Dataset rows describing interfaces:
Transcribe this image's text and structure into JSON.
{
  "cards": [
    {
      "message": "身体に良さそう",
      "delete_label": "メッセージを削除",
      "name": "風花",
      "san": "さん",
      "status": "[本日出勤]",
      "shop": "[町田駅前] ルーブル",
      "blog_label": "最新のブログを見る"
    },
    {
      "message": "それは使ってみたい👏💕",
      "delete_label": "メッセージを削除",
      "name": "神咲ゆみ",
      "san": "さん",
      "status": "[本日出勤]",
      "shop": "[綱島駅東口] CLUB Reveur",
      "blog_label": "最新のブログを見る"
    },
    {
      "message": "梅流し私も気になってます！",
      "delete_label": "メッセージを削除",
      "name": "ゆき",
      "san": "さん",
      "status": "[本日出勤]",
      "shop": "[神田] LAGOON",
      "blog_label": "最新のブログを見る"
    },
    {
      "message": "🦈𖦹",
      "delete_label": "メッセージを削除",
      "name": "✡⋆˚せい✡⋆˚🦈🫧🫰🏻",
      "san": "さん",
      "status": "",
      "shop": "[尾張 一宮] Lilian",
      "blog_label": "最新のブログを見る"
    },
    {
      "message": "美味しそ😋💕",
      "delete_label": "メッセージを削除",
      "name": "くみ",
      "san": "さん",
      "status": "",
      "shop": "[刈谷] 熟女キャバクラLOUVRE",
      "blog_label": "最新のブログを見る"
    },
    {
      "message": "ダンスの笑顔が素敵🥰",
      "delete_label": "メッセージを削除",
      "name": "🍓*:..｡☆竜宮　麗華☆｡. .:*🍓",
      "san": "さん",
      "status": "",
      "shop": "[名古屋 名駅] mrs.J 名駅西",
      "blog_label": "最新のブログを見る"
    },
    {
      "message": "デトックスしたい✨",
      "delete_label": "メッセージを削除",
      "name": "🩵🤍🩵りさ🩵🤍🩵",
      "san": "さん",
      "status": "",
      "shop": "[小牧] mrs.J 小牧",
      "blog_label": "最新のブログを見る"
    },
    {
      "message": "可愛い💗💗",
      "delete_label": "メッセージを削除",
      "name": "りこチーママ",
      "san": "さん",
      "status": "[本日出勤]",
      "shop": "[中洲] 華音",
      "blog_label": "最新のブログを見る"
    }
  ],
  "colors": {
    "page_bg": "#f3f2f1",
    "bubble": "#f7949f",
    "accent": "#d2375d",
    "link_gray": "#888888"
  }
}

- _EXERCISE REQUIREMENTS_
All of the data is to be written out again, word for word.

- _RESPONSE_
Transcribe this image's text and structure into JSON.
{
  "cards": [
    {
      "message": "身体に良さそう",
      "delete_label": "メッセージを削除",
      "name": "風花",
      "san": "さん",
      "status": "[本日出勤]",
      "shop": "[町田駅前] ルーブル",
      "blog_label": "最新のブログを見る"
    },
    {
      "message": "それは使ってみたい👏💕",
      "delete_label": "メッセージを削除",
      "name": "神咲ゆみ",
      "san": "さん",
      "status": "[本日出勤]",
      "shop": "[綱島駅東口] CLUB Reveur",
      "blog_label": "最新のブログを見る"
    },
    {
      "message": "梅流し私も気になってます！",
      "delete_label": "メッセージを削除",
      "name": "ゆき",
      "san": "さん",
      "status": "[本日出勤]",
      "shop": "[神田] LAGOON",
      "blog_label": "最新のブログを見る"
    },
    {
      "message": "🦈𖦹",
      "delete_label": "メッセージを削除",
      "name": "✡⋆˚せい✡⋆˚🦈🫧🫰🏻",
      "san": "さん",
      "status": "",
      "shop": "[尾張 一宮] Lilian",
      "blog_label": "最新のブログを見る"
    },
    {
      "message": "美味しそ😋💕",
      "delete_label": "メッセージを削除",
      "name": "くみ",
      "san": "さん",
      "status": "",
      "shop": "[刈谷] 熟女キャバクラLOUVRE",
      "blog_label": "最新のブログを見る"
    },
    {
      "message": "ダンスの笑顔が素敵🥰",
      "delete_label": "メッセージを削除",
      "name": "🍓*:..｡☆竜宮　麗華☆｡. .:*🍓",
      "san": "さん",
      "status": "",
      "shop": "[名古屋 名駅] mrs.J 名駅西",
      "blog_label": "最新のブログを見る"
    },
    {
      "message": "デトックスしたい✨",
      "delete_label": "メッセージを削除",
      "name": "🩵🤍🩵りさ🩵🤍🩵",
      "san": "さん",
      "status": "",
      "shop": "[小牧] mrs.J 小牧",
      "blog_label": "最新のブログを見る"
    },
    {
      "message": "可愛い💗💗",
      "delete_label": "メッセージを削除",
      "name": "りこチーママ",
      "san": "さん",
      "status": "[本日出勤]",
      "shop": "[中洲] 華音",
      "blog_label": "最新のブログを見る"
    }
  ],
  "colors": {
    "page_bg": "#f3f2f1",
    "bubble": "#f7949f",
    "accent": "#d2375d",
    "link_gray": "#888888"
  }
}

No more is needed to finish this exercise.